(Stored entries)
========================

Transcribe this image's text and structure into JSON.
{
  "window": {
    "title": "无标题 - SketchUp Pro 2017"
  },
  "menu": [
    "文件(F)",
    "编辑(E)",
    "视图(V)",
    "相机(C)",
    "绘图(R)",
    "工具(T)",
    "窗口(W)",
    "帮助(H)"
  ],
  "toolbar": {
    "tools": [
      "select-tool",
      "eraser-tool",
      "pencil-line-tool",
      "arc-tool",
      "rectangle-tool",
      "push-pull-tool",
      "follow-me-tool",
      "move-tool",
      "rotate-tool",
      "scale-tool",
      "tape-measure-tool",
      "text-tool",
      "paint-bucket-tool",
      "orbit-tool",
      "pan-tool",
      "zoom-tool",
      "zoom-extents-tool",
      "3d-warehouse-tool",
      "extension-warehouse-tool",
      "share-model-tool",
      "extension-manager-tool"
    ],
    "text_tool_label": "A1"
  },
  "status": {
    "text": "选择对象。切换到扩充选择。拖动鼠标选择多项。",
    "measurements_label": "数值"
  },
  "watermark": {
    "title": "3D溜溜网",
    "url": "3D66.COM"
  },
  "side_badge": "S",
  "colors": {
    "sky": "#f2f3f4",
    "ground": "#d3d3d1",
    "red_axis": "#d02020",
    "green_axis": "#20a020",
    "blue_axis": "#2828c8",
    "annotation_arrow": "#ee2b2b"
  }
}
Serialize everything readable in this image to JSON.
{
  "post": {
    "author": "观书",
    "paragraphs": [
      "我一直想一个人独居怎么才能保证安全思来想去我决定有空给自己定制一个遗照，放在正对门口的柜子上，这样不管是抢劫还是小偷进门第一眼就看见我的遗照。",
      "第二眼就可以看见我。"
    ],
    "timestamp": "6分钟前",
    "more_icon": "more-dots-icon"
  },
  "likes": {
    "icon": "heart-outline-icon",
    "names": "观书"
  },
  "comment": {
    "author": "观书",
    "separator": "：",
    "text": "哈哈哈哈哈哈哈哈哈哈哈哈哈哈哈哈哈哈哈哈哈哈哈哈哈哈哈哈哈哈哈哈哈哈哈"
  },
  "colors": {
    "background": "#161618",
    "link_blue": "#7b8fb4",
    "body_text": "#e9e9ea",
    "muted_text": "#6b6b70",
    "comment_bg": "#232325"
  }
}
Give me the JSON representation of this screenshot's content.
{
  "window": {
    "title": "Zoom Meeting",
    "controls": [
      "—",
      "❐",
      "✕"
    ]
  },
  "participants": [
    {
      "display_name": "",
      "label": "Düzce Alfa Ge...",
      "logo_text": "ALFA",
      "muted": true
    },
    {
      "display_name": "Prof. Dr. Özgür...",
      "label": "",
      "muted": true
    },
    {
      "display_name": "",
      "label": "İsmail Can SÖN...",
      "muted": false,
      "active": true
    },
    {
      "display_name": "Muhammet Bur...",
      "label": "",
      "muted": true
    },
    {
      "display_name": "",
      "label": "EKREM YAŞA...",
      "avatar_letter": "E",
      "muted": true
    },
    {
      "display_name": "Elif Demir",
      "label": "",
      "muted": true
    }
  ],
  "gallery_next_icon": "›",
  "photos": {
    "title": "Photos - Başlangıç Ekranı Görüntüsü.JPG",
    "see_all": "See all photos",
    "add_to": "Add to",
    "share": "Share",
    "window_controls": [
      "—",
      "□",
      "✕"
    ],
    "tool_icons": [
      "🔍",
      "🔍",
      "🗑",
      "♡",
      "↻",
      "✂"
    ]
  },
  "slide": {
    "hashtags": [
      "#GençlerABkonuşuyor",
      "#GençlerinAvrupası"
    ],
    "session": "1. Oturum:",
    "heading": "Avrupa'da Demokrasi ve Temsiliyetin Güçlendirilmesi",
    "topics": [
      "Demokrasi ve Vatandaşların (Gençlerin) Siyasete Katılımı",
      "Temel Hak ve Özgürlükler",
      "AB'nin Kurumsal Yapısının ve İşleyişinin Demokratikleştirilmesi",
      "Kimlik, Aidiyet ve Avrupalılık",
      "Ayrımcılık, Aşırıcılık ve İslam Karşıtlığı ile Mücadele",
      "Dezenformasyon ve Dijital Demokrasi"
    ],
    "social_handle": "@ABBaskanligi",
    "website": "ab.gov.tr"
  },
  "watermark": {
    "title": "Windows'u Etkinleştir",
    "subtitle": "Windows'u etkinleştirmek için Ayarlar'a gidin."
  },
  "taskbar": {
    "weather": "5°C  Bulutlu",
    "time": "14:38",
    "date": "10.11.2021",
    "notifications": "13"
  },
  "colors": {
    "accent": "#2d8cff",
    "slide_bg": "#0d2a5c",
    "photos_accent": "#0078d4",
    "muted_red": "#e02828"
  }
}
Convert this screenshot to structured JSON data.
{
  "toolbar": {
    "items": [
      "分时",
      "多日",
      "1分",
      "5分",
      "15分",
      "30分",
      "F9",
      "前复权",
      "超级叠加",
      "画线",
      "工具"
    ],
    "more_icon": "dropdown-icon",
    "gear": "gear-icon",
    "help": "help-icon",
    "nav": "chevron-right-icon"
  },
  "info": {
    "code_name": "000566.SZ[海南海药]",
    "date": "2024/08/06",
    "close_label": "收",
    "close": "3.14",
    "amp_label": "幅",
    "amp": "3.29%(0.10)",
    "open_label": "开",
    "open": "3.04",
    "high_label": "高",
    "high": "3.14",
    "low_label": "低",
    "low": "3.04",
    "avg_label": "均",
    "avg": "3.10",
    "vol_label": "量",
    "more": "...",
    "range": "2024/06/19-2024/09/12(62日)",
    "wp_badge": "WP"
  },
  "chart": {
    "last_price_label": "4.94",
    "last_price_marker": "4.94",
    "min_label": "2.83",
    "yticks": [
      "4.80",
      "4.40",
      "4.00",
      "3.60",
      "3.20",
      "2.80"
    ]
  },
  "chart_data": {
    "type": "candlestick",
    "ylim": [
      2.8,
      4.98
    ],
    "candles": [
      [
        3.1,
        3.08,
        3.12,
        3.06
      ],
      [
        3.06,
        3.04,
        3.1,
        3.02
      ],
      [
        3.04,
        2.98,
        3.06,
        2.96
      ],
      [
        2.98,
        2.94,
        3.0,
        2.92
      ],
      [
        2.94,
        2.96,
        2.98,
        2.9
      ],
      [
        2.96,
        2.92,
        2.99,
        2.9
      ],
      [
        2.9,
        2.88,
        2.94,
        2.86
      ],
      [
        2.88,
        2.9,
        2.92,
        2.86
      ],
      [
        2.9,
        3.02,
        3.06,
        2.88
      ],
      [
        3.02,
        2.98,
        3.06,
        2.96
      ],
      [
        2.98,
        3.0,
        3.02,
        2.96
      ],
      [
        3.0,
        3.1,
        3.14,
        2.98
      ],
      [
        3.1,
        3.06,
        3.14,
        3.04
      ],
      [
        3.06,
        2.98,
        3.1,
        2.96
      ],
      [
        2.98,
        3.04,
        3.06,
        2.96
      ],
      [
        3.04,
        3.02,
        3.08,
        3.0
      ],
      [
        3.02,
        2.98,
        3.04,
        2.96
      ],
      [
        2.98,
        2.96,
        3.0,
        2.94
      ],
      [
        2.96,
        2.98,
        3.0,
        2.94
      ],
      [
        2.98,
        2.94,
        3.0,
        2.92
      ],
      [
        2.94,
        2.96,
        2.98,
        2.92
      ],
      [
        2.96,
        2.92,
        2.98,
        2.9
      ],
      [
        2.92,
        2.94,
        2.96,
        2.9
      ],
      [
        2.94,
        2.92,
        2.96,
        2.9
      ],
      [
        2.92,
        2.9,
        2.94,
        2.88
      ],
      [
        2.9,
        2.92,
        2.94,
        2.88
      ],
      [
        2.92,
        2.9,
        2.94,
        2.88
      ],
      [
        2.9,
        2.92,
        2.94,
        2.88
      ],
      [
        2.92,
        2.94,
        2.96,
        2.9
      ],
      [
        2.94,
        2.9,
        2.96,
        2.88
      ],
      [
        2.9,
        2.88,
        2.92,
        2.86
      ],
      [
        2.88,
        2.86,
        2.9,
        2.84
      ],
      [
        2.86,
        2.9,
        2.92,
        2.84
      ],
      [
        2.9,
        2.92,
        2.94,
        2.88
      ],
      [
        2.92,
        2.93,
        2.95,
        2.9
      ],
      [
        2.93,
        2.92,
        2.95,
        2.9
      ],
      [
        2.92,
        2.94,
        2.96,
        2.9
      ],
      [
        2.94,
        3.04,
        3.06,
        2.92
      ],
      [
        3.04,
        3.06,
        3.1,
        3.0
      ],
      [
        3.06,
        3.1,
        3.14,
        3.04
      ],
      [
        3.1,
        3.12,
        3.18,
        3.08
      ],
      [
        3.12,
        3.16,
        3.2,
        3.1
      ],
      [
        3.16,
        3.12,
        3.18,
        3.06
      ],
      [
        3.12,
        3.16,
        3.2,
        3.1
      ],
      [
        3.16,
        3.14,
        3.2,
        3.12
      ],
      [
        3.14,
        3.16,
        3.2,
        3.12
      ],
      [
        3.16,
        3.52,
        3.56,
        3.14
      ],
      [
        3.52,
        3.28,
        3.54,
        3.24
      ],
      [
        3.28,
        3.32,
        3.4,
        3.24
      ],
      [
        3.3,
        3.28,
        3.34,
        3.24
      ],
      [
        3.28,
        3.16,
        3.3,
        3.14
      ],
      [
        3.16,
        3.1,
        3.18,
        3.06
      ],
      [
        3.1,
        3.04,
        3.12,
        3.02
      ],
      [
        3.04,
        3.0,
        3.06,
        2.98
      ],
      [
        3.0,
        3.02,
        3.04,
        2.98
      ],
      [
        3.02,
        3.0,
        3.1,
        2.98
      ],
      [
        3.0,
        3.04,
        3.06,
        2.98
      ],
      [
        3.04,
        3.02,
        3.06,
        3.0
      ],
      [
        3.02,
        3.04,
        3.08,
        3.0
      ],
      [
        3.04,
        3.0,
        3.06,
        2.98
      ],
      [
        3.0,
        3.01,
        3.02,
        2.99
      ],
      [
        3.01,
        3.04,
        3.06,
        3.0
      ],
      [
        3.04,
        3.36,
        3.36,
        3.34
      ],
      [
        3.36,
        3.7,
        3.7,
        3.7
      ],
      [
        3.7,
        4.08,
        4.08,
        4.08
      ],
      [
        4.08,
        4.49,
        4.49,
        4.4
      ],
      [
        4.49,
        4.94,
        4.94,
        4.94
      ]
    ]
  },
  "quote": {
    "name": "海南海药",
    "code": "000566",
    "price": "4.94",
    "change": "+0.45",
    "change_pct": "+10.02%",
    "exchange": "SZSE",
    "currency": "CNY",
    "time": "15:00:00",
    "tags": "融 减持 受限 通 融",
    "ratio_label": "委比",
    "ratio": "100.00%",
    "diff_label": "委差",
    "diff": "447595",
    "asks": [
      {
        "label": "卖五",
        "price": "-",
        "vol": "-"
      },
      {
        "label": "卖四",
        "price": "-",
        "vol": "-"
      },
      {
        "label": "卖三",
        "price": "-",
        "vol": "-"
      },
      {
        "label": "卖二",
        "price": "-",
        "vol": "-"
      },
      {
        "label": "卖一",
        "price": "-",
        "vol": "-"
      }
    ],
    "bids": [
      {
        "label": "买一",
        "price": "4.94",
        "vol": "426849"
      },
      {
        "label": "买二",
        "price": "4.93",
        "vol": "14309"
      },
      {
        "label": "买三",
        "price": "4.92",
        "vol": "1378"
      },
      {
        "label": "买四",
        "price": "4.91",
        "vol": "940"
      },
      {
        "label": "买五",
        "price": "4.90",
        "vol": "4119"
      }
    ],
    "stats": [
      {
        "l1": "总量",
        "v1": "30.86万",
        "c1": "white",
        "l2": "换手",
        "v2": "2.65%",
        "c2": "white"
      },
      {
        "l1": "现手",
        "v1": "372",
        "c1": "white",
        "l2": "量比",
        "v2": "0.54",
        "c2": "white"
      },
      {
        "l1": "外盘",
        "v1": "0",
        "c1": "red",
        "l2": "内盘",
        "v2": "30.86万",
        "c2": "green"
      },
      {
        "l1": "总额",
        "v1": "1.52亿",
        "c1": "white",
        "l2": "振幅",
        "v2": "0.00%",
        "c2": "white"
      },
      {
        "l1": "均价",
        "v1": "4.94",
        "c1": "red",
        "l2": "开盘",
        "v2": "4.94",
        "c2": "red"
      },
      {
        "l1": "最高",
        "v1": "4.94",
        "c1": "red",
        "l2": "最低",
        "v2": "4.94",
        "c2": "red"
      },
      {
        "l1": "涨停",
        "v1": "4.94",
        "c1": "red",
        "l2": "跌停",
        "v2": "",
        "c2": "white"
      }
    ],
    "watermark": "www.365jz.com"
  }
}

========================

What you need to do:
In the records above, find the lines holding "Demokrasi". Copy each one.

Written response:
    "heading": "Avrupa'da Demokrasi ve Temsiliyetin Güçlendirilmesi",
      "Demokrasi ve Vatandaşların (Gençlerin) Siyasete Katılımı",
      "Dezenformasyon ve Dijital Demokrasi"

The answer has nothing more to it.